The rules of the road are changing. Here's what California drivers -- and some horse, mule and donkey riders -- should know.

By Jonathan Lloyd • Published December 22, 2021 • Updated 2 hours ago

Heads up California drivers. There are new laws ahead in 2022. 

Bills signed into law during the last legislative session cover a range of rules on the road, including illegal sideshows, safety gear requirements for people riding horses and a change that began this year, but bears repeating.  

Here are some of the new laws on California roads for 2022. These laws take effect Jan. 1, 2022, unless otherwise noted. 

AB 3: Sideshow Definition and Penalties

This new law defines a “sideshow” in California and outlines penalties for a related offense. California Vehicle Code will define “sideshow” as an “event in which two or more persons block or impede traffic on a highway for the purpose of performing motor vehicle stunts, motor vehicle speed contests, motor vehicle exhibitions of speed, or reckless driving for spectators. 

Like this 50-car freeway takeover in November.

As for penalties, courts will be permitted to suspend a driver’s license between 90 days and six months. That part of the law is effective July 1, 2025. 

Assembly Bill 974: Safety Gear for Horse, Mule and Donkey Riders

This new law signed by Gov. Gavin Newsom in September requires anyone under 18 years old who rides an equestrian animal -- horses, mules and donkeys -- on a paved highway to “wear a properly fitted and fastened helmet.'' The legislation is intended to enforce the same requirements for youths who ride bikes, non-motorized scooters, skateboards, in-line and roller skates.

The new law requires a person of any age to wear reflective gear or a lamp while riding equestrian animals after dark on paved highways.
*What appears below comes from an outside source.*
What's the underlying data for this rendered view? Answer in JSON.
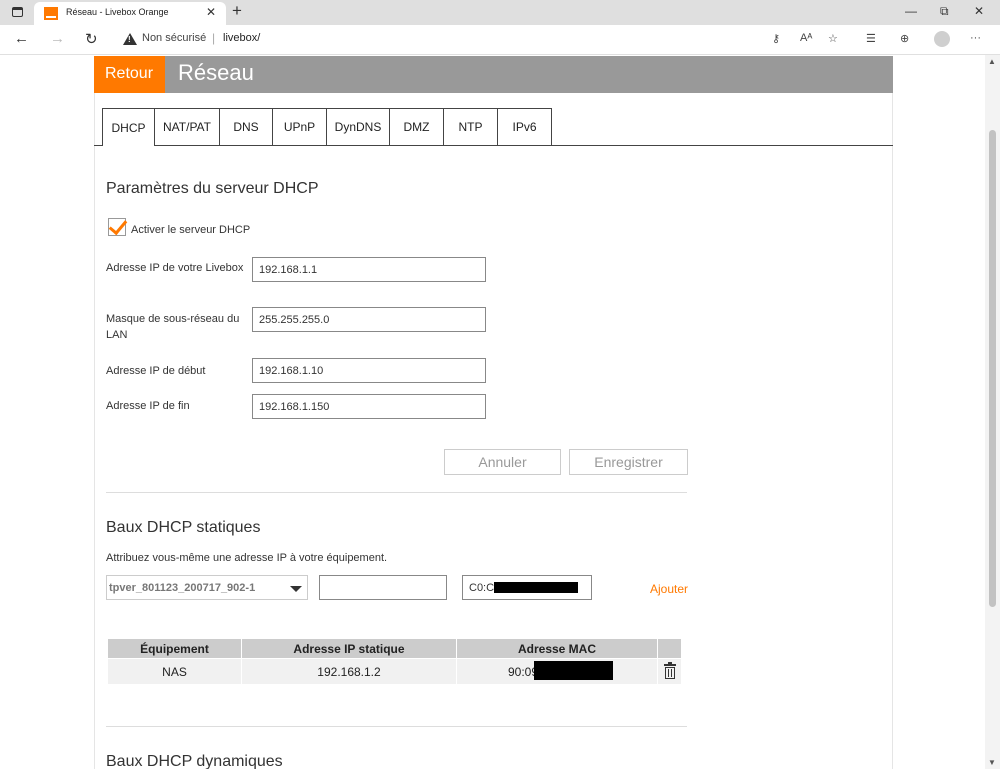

Fines for first-time violators are $25 per infraction. However, anyone using an equestrian animal in a parade or festival is exempt from the helmet and gear provisions, according to the legislation.

AB 798: Tribal Emergency Vehicles

This bill signed into law on Sept. 24 and removes restrictions previously imposed on federally recognized Native American tribes operating emergency vehicles on their reservations. There are 109 designated tribes statewide, 11 of which are in Riverside County.

The bill specifically permits all the tribes to acquire and deploy ambulances, as well as firefighting and other emergency vehicles, without the state requiring that the vehicles be inspected by the CHP, and without those individuals who may legally operate them having to go through the Department of Motor Vehicles for special licenses.

Previously, the state treated tribal emergency vehicles the same as privately operated ones, mandating rigorous inspection and licensing. However, the legislation recognized that the tribes are sovereign and self-governing, and that imposing a lengthy approval process was unjustified. The issue came to the fore in 2019 when the San Manuel Band of Mission Indians acquired a ``state-of-the-art ambulance'' but couldn't use it for a year because of the protracted inspection process and licensing for all of the tribe's 50 firefighters who might need to operate it.

Assembly Bill 47: License Points for Distracted Drivers

This law actually went into effect over the summer, but it’s worth another mention. As of July 1, a driver convicted of using a mobile phone without a hands-free device for a second time within a 36-month period will have a point added to his or her license.